WHAT YOU HAVE TO DO
What is needed here is an exact reprint of every record below.

TASK DATA section start

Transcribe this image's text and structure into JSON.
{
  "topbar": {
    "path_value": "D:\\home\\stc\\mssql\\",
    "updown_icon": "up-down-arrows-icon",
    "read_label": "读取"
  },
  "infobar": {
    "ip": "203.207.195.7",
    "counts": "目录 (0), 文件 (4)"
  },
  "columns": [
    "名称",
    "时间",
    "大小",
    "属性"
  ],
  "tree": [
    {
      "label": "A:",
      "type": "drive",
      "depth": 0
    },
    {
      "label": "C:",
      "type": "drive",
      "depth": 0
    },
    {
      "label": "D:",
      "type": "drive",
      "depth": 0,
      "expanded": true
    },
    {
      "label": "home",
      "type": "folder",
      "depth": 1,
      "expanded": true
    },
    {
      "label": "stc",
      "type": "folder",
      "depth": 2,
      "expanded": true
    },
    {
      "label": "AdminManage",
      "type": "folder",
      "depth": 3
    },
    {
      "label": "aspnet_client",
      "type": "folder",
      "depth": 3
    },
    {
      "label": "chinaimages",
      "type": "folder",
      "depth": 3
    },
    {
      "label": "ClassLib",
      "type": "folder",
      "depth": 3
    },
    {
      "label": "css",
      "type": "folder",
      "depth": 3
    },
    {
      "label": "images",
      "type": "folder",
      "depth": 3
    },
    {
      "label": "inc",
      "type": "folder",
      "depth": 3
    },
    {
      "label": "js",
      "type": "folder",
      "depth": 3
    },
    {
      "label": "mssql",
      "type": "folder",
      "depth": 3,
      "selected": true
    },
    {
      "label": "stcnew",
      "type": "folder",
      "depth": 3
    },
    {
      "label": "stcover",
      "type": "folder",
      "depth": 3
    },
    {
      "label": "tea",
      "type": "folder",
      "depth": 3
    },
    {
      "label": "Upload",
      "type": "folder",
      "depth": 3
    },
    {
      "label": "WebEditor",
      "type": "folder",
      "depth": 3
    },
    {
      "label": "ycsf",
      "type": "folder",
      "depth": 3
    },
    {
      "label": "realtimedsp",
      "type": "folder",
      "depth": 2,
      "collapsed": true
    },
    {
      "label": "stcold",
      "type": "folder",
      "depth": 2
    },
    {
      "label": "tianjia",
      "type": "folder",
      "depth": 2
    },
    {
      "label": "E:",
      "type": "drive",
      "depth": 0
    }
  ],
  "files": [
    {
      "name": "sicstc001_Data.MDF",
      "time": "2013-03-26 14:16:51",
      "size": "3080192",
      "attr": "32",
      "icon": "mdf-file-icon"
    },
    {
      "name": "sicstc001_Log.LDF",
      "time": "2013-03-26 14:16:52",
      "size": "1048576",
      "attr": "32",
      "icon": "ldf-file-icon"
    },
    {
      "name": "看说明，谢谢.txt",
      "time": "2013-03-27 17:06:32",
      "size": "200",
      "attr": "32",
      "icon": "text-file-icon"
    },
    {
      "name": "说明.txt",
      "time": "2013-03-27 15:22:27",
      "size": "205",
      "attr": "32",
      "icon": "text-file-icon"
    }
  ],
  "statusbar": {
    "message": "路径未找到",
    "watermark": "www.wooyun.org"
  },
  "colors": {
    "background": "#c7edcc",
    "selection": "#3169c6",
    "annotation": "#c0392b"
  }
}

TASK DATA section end

ANSWER
Transcribe this image's text and structure into JSON.
{
  "topbar": {
    "path_value": "D:\\home\\stc\\mssql\\",
    "updown_icon": "up-down-arrows-icon",
    "read_label": "读取"
  },
  "infobar": {
    "ip": "203.207.195.7",
    "counts": "目录 (0), 文件 (4)"
  },
  "columns": [
    "名称",
    "时间",
    "大小",
    "属性"
  ],
  "tree": [
    {
      "label": "A:",
      "type": "drive",
      "depth": 0
    },
    {
      "label": "C:",
      "type": "drive",
      "depth": 0
    },
    {
      "label": "D:",
      "type": "drive",
      "depth": 0,
      "expanded": true
    },
    {
      "label": "home",
      "type": "folder",
      "depth": 1,
      "expanded": true
    },
    {
      "label": "stc",
      "type": "folder",
      "depth": 2,
      "expanded": true
    },
    {
      "label": "AdminManage",
      "type": "folder",
      "depth": 3
    },
    {
      "label": "aspnet_client",
      "type": "folder",
      "depth": 3
    },
    {
      "label": "chinaimages",
      "type": "folder",
      "depth": 3
    },
    {
      "label": "ClassLib",
      "type": "folder",
      "depth": 3
    },
    {
      "label": "css",
      "type": "folder",
      "depth": 3
    },
    {
      "label": "images",
      "type": "folder",
      "depth": 3
    },
    {
      "label": "inc",
      "type": "folder",
      "depth": 3
    },
    {
      "label": "js",
      "type": "folder",
      "depth": 3
    },
    {
      "label": "mssql",
      "type": "folder",
      "depth": 3,
      "selected": true
    },
    {
      "label": "stcnew",
      "type": "folder",
      "depth": 3
    },
    {
      "label": "stcover",
      "type": "folder",
      "depth": 3
    },
    {
      "label": "tea",
      "type": "folder",
      "depth": 3
    },
    {
      "label": "Upload",
      "type": "folder",
      "depth": 3
    },
    {
      "label": "WebEditor",
      "type": "folder",
      "depth": 3
    },
    {
      "label": "ycsf",
      "type": "folder",
      "depth": 3
    },
    {
      "label": "realtimedsp",
      "type": "folder",
      "depth": 2,
      "collapsed": true
    },
    {
      "label": "stcold",
      "type": "folder",
      "depth": 2
    },
    {
      "label": "tianjia",
      "type": "folder",
      "depth": 2
    },
    {
      "label": "E:",
      "type": "drive",
      "depth": 0
    }
  ],
  "files": [
    {
      "name": "sicstc001_Data.MDF",
      "time": "2013-03-26 14:16:51",
      "size": "3080192",
      "attr": "32",
      "icon": "mdf-file-icon"
    },
    {
      "name": "sicstc001_Log.LDF",
      "time": "2013-03-26 14:16:52",
      "size": "1048576",
      "attr": "32",
      "icon": "ldf-file-icon"
    },
    {
      "name": "看说明，谢谢.txt",
      "time": "2013-03-27 17:06:32",
      "size": "200",
      "attr": "32",
      "icon": "text-file-icon"
    },
    {
      "name": "说明.txt",
      "time": "2013-03-27 15:22:27",
      "size": "205",
      "attr": "32",
      "icon": "text-file-icon"
    }
  ],
  "statusbar": {
    "message": "路径未找到",
    "watermark": "www.wooyun.org"
  },
  "colors": {
    "background": "#c7edcc",
    "selection": "#3169c6",
    "annotation": "#c0392b"
  }
}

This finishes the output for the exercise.